The minister said the illness “is usually mild with adults with symptoms of a light flu” with the exception of women with early pregnancy.
“There is data indicating that sometimes the Zika virus affects the embryo, resulting in its underdeveloped brain, the so-called microcephaly. Russia has developed “a most up-to-date testing system” for the virus, the minister added.
“We are now finishing trials of new medicines against Zika that our scientists have already developed,” she said, adding that she expected “a positive result of these tests”.
The Zika virus poses no real threat for Russia at the moment, a Russian academician said on Monday noting however that the situation could change amid global warming as a result of which mosquitoes that carry the virus could spread.
The general director of the N.F. Gamaleya Epidemiology and Microbiology Research Institute, Aleksandr Gintsburg said “We have more topical from my point of view problems – tuberculosis, AIDS and hepatitis, which are way more serious [than Zika].”
He explains that “at the present moment, an efficient fight against the Zika virus consists first of all in efforts aimed at destruction of mosquitoes carrying it.”
“In Russia this work is done very well,” he went on. “In the 19th century, Caucasus was a site of exiles, while now it is a resort, owing to very intensive dewatering job done in due time, starting from [governor] Prince Mikhail Vorontsov (1782-1856). Mosquitoes stopped propagating and this had a major effect on the anti-epidemiological situation of that region,” he said.
Predicting the spread of the Zika virus
A new tool by Japan-based researchers predicts the risk of Zika virus importation and local transmission for 189 countries.
According to the analysis by a team of researchers from the University of Tokyo, Hokkaido University, and the Japan Science and Technology Agency, countries that are well connected to/from Brazil have been at particularly high risk of importation.
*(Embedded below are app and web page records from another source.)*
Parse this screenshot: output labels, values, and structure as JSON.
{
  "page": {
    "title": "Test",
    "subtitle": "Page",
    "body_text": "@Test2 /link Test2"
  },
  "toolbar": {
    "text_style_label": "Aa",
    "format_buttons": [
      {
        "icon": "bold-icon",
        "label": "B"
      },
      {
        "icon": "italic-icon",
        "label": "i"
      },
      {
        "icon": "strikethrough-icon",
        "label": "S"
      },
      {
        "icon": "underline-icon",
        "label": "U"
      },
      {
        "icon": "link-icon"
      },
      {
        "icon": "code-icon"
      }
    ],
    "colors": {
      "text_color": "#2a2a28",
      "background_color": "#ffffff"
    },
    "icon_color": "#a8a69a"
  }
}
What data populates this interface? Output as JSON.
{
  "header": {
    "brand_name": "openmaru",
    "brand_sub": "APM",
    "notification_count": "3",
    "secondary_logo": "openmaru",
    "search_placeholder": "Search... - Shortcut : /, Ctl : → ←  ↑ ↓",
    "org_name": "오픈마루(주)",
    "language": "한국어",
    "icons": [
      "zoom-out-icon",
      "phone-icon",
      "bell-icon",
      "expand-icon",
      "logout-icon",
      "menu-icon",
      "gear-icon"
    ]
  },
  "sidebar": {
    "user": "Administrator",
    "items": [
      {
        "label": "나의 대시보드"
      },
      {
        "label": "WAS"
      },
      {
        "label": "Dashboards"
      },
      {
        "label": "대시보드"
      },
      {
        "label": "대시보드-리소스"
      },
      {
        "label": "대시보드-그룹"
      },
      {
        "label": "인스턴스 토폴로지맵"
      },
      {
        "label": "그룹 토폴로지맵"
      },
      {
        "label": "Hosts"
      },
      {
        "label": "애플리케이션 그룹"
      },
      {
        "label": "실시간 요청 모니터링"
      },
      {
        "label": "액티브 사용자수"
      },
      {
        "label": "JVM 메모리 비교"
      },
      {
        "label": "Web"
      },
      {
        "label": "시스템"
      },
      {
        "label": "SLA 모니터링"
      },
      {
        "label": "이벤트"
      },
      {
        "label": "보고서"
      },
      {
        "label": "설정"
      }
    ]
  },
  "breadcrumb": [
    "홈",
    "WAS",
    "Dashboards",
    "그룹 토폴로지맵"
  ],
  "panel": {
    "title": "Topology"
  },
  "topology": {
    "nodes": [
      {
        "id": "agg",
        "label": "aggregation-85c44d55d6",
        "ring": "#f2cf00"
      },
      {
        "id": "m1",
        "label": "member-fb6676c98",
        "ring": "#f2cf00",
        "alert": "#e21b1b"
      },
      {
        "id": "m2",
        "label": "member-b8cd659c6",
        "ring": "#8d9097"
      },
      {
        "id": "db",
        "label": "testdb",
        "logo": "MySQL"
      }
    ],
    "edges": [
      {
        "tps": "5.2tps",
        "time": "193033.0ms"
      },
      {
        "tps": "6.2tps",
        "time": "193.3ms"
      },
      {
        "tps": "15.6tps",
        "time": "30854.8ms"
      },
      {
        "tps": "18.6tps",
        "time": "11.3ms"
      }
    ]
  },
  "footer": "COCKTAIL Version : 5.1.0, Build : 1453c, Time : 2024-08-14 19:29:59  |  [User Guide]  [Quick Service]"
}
The analysis also found out that subtropical and tropical countries with a history of dengue and other mosquito-borne diseases have the greatest risk of the virus spreading once it arrives in the country.
This means many nations in South and Central America, as well as the Caribbean, face the highest risk of infection and should take measures to prevent mosquito bites, according to the study that was recently published in Peer J. France, southern parts of China and the United Arab Emirates also fall into this category having experienced previous outbreaks.
WHO: Zika Virus Spreading Explosively
The Zika virus was first found in Uganda in 1947, and then detected in 39 countries around the world, including the United States, India and Japan. In early 2015, a Zika virus outbreak in Brazil was soon followed by a high number of microcephaly cases, in which babies are born with abnormally small heads. The link between the two is not definitively understood, but is strongly suspected. Since the Brazil outbreak, Zika virus has been detected in an additional 39 countries, including in Europe, the U.K., South America and Asia.
New cases of the virus are being seen throughout the Americas and “the level of alarm is extremely high,” Dr. Margaret Chan, head of the World Health Organization (WHO), said during a meeting in Geneva. As many as three to four million people in the Americas, including 1.5 million in Brazil, could become infected, said Marcos Espinal, WHO’s head of communicable diseases at PAHO, the Americas arm of WHO.
However, WHO mentioned on its website: “Based on current assessment, cancelling or changing the location of the 2016 Olympics will not significantly alter the international spread of Zika virus. Brazil is one of almost 60 countries and territories which to-date report continuing transmission of Zika by mosquitoes,” adding that “People continue to travel between these countries and territories for a variety of reasons. The best way to reduce risk of disease is to follow public health travel advice”.